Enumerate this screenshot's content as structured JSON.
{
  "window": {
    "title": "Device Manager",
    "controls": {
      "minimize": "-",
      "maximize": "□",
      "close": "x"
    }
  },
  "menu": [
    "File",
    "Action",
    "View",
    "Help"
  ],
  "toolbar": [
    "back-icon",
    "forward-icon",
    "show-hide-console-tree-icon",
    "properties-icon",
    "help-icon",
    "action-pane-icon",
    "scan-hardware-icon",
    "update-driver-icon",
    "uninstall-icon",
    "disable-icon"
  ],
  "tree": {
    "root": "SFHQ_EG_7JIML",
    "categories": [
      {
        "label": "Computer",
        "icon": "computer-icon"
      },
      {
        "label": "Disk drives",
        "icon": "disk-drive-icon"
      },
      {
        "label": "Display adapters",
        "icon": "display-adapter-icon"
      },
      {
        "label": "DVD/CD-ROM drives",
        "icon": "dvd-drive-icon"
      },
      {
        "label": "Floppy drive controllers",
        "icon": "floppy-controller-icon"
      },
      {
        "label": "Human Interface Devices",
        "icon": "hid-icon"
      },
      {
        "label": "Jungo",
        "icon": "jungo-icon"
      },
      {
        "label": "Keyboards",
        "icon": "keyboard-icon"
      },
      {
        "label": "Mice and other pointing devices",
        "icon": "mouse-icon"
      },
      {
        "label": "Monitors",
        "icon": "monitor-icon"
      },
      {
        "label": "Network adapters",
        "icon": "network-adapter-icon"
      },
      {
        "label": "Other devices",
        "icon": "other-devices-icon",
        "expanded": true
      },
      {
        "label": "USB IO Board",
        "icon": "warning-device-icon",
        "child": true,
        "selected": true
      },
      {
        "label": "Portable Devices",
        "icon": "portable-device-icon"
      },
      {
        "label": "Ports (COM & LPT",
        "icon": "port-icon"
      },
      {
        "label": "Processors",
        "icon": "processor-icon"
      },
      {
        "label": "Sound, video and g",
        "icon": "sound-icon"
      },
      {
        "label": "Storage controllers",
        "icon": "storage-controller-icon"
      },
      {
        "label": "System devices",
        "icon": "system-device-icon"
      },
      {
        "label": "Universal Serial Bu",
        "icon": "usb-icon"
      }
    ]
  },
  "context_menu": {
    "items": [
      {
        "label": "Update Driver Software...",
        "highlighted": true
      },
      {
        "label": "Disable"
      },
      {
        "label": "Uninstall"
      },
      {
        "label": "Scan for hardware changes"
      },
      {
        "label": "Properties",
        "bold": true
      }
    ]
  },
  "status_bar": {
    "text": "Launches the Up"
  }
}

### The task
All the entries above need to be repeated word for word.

### Written reply
Enumerate this screenshot's content as structured JSON.
{
  "window": {
    "title": "Device Manager",
    "controls": {
      "minimize": "-",
      "maximize": "□",
      "close": "x"
    }
  },
  "menu": [
    "File",
    "Action",
    "View",
    "Help"
  ],
  "toolbar": [
    "back-icon",
    "forward-icon",
    "show-hide-console-tree-icon",
    "properties-icon",
    "help-icon",
    "action-pane-icon",
    "scan-hardware-icon",
    "update-driver-icon",
    "uninstall-icon",
    "disable-icon"
  ],
  "tree": {
    "root": "SFHQ_EG_7JIML",
    "categories": [
      {
        "label": "Computer",
        "icon": "computer-icon"
      },
      {
        "label": "Disk drives",
        "icon": "disk-drive-icon"
      },
      {
        "label": "Display adapters",
        "icon": "display-adapter-icon"
      },
      {
        "label": "DVD/CD-ROM drives",
        "icon": "dvd-drive-icon"
      },
      {
        "label": "Floppy drive controllers",
        "icon": "floppy-controller-icon"
      },
      {
        "label": "Human Interface Devices",
        "icon": "hid-icon"
      },
      {
        "label": "Jungo",
        "icon": "jungo-icon"
      },
      {
        "label": "Keyboards",
        "icon": "keyboard-icon"
      },
      {
        "label": "Mice and other pointing devices",
        "icon": "mouse-icon"
      },
      {
        "label": "Monitors",
        "icon": "monitor-icon"
      },
      {
        "label": "Network adapters",
        "icon": "network-adapter-icon"
      },
      {
        "label": "Other devices",
        "icon": "other-devices-icon",
        "expanded": true
      },
      {
        "label": "USB IO Board",
        "icon": "warning-device-icon",
        "child": true,
        "selected": true
      },
      {
        "label": "Portable Devices",
        "icon": "portable-device-icon"
      },
      {
        "label": "Ports (COM & LPT",
        "icon": "port-icon"
      },
      {
        "label": "Processors",
        "icon": "processor-icon"
      },
      {
        "label": "Sound, video and g",
        "icon": "sound-icon"
      },
      {
        "label": "Storage controllers",
        "icon": "storage-controller-icon"
      },
      {
        "label": "System devices",
        "icon": "system-device-icon"
      },
      {
        "label": "Universal Serial Bu",
        "icon": "usb-icon"
      }
    ]
  },
  "context_menu": {
    "items": [
      {
        "label": "Update Driver Software...",
        "highlighted": true
      },
      {
        "label": "Disable"
      },
      {
        "label": "Uninstall"
      },
      {
        "label": "Scan for hardware changes"
      },
      {
        "label": "Properties",
        "bold": true
      }
    ]
  },
  "status_bar": {
    "text": "Launches the Up"
  }
}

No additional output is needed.